Records shown
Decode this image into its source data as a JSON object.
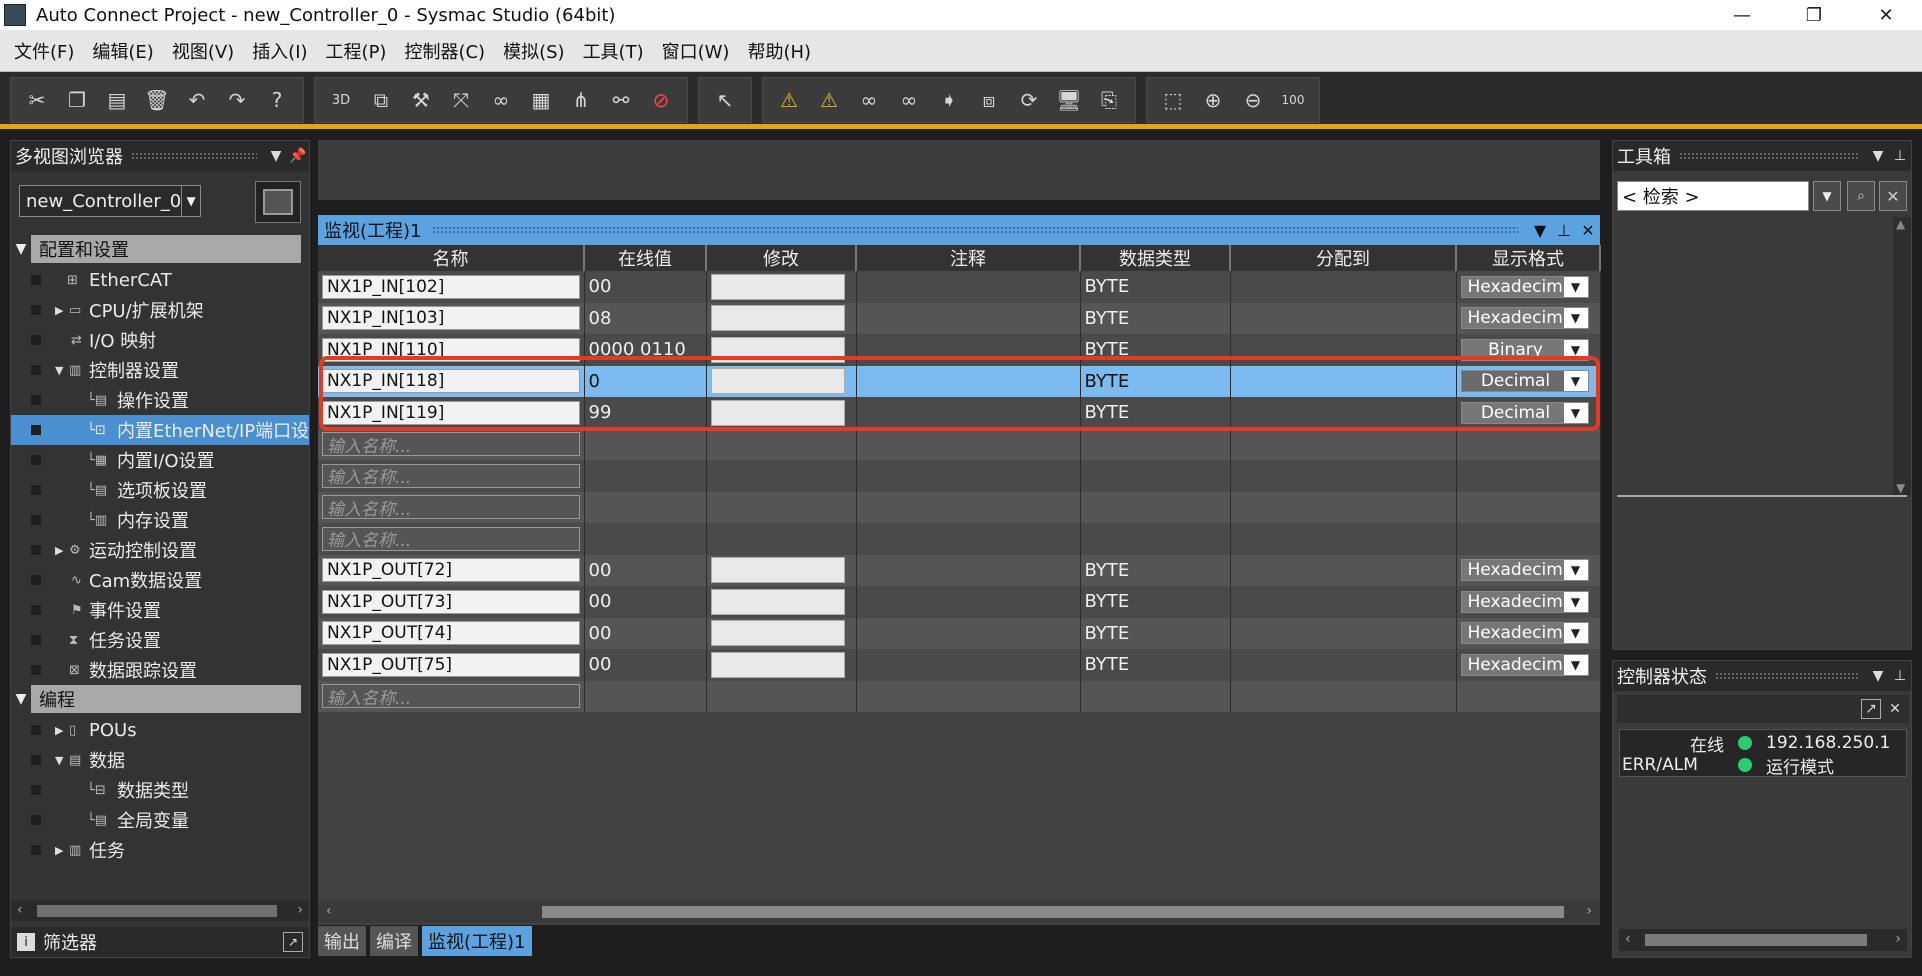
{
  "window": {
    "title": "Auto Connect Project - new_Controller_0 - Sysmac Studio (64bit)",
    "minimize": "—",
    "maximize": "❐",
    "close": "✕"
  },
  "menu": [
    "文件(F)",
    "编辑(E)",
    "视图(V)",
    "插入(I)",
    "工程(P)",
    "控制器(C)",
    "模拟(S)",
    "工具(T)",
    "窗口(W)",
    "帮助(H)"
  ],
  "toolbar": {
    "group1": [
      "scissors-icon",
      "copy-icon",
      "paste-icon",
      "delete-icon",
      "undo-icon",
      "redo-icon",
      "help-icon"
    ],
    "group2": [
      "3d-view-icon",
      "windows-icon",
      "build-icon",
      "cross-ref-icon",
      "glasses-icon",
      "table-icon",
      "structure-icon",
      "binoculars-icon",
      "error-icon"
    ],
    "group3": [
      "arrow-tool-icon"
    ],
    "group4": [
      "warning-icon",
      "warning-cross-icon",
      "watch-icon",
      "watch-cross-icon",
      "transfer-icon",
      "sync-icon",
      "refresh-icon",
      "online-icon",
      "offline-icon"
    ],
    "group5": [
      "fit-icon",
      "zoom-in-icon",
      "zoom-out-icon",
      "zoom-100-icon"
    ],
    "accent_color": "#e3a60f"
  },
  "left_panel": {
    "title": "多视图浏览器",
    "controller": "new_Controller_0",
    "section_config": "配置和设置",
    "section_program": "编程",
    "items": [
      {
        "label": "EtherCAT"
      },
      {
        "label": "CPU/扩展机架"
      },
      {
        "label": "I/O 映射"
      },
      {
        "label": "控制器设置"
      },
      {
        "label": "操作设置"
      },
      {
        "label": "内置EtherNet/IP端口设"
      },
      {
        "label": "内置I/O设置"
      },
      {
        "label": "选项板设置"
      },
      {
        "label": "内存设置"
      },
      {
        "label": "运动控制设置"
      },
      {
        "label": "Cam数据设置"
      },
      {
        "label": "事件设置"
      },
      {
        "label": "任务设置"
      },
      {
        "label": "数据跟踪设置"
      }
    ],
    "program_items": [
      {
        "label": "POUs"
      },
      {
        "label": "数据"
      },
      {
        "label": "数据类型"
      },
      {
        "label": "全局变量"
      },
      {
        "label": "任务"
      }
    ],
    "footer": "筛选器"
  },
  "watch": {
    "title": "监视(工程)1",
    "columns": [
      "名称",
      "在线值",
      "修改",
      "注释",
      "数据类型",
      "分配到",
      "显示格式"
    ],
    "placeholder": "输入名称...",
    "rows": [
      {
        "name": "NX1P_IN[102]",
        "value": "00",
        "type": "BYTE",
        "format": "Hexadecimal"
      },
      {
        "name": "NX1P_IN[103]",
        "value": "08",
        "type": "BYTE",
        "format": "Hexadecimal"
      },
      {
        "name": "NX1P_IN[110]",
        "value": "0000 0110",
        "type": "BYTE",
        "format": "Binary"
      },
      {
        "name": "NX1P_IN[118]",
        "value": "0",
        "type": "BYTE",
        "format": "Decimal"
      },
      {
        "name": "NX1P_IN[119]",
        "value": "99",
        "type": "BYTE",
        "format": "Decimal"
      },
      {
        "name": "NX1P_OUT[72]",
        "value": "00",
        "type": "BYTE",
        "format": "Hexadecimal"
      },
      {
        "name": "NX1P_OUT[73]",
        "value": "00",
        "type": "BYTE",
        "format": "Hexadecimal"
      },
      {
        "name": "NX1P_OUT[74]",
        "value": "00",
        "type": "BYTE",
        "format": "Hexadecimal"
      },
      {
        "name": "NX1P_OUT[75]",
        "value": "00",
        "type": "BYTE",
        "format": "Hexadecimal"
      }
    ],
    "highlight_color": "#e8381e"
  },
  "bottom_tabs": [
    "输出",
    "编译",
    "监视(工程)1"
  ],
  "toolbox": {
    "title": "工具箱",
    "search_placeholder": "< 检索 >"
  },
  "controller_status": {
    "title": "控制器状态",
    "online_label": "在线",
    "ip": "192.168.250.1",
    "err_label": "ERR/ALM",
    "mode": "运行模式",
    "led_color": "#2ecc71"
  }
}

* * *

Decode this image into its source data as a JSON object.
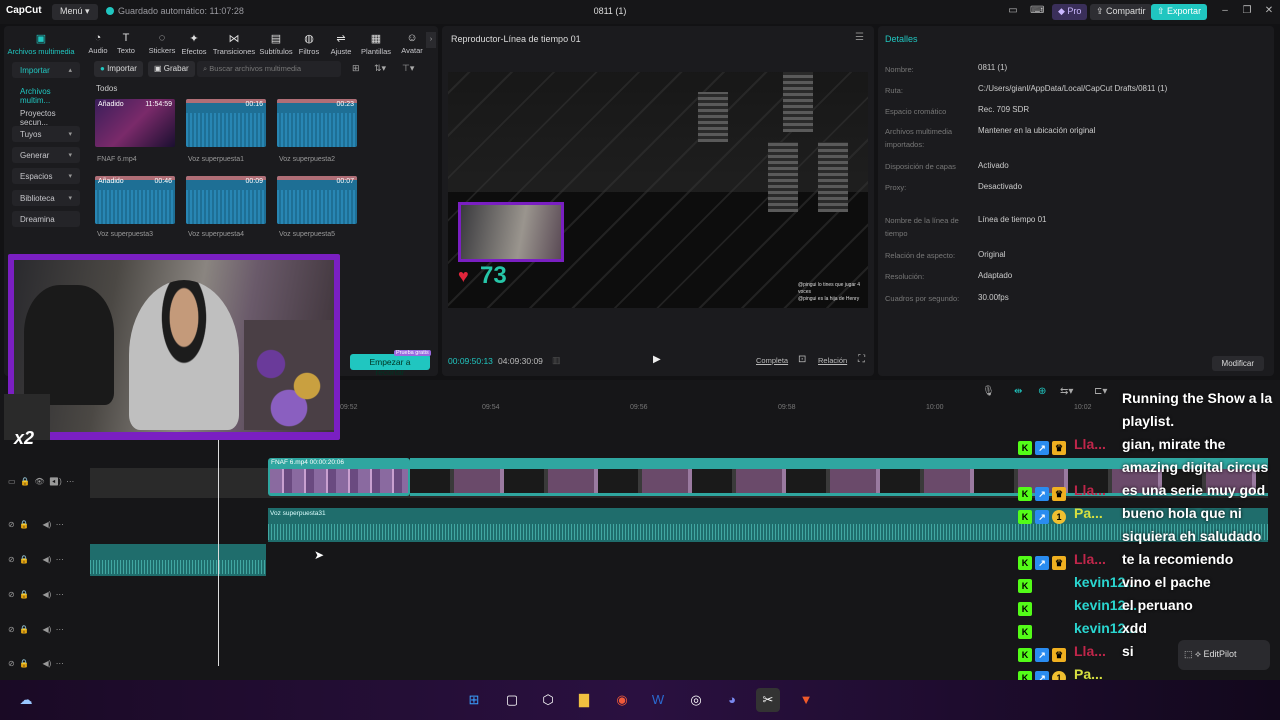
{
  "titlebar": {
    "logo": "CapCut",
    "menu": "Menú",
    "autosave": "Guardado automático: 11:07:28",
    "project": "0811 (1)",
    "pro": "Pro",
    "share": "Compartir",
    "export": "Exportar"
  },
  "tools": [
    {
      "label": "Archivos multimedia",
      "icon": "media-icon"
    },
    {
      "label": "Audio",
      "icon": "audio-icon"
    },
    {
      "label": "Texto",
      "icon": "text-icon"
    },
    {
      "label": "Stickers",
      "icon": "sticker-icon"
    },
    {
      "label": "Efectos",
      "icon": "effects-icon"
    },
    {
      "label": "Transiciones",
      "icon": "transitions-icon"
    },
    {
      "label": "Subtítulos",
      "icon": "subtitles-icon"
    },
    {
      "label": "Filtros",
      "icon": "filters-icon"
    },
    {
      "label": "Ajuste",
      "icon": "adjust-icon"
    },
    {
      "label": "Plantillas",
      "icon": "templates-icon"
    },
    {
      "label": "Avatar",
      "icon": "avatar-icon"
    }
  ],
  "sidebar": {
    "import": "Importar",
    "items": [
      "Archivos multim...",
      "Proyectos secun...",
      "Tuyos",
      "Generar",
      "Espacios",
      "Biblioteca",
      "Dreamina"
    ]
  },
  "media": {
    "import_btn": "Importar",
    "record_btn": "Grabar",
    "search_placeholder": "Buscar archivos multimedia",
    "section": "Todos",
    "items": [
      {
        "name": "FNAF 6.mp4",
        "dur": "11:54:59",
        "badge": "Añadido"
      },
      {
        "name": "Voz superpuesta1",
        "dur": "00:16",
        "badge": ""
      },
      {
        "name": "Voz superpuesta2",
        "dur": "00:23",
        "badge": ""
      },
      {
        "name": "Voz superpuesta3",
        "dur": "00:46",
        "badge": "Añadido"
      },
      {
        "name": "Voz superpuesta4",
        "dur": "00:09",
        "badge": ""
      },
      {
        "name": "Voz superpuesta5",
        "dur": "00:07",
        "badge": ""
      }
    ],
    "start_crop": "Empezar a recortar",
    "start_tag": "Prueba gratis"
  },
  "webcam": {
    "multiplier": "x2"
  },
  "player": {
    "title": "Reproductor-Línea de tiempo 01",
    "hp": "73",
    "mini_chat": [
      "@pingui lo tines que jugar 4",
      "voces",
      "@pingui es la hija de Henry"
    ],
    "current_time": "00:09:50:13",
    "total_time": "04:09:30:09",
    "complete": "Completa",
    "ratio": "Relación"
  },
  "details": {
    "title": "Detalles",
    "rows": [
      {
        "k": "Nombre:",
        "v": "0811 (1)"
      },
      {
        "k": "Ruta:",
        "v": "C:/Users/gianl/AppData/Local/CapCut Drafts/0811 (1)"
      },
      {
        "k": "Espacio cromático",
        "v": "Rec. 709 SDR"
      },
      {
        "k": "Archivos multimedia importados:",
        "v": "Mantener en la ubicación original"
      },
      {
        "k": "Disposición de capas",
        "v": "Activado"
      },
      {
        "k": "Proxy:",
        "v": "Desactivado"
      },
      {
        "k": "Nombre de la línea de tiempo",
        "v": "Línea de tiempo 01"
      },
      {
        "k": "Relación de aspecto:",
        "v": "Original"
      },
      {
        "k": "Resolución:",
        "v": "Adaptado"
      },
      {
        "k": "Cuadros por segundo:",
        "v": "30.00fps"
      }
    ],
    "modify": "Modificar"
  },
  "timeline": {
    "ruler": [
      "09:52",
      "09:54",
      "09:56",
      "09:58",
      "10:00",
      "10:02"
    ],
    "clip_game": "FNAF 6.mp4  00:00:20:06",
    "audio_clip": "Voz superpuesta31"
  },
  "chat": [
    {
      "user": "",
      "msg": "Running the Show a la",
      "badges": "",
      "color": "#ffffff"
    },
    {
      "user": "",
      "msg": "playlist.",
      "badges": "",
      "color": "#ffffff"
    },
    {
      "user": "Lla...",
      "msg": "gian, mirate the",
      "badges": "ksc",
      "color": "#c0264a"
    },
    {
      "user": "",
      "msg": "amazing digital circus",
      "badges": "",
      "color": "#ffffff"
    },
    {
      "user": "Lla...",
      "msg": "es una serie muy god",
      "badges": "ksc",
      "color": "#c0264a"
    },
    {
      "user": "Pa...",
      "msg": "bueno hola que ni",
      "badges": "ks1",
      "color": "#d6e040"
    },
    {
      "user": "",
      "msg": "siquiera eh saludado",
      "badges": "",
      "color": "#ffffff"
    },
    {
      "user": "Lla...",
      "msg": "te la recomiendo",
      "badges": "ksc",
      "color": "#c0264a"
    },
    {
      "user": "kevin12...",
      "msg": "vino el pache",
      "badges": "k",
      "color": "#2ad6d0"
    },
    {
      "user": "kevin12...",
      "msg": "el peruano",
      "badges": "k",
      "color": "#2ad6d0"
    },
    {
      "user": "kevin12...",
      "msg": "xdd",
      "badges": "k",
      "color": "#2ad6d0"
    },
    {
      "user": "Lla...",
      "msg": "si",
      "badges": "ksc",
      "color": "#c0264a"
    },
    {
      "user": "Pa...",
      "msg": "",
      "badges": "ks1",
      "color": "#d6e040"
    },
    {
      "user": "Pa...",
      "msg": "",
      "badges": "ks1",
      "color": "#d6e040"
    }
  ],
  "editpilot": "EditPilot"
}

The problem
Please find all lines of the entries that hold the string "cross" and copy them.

Answer
      "cross-ref-icon",
      "warning-cross-icon",
      "watch-cross-icon",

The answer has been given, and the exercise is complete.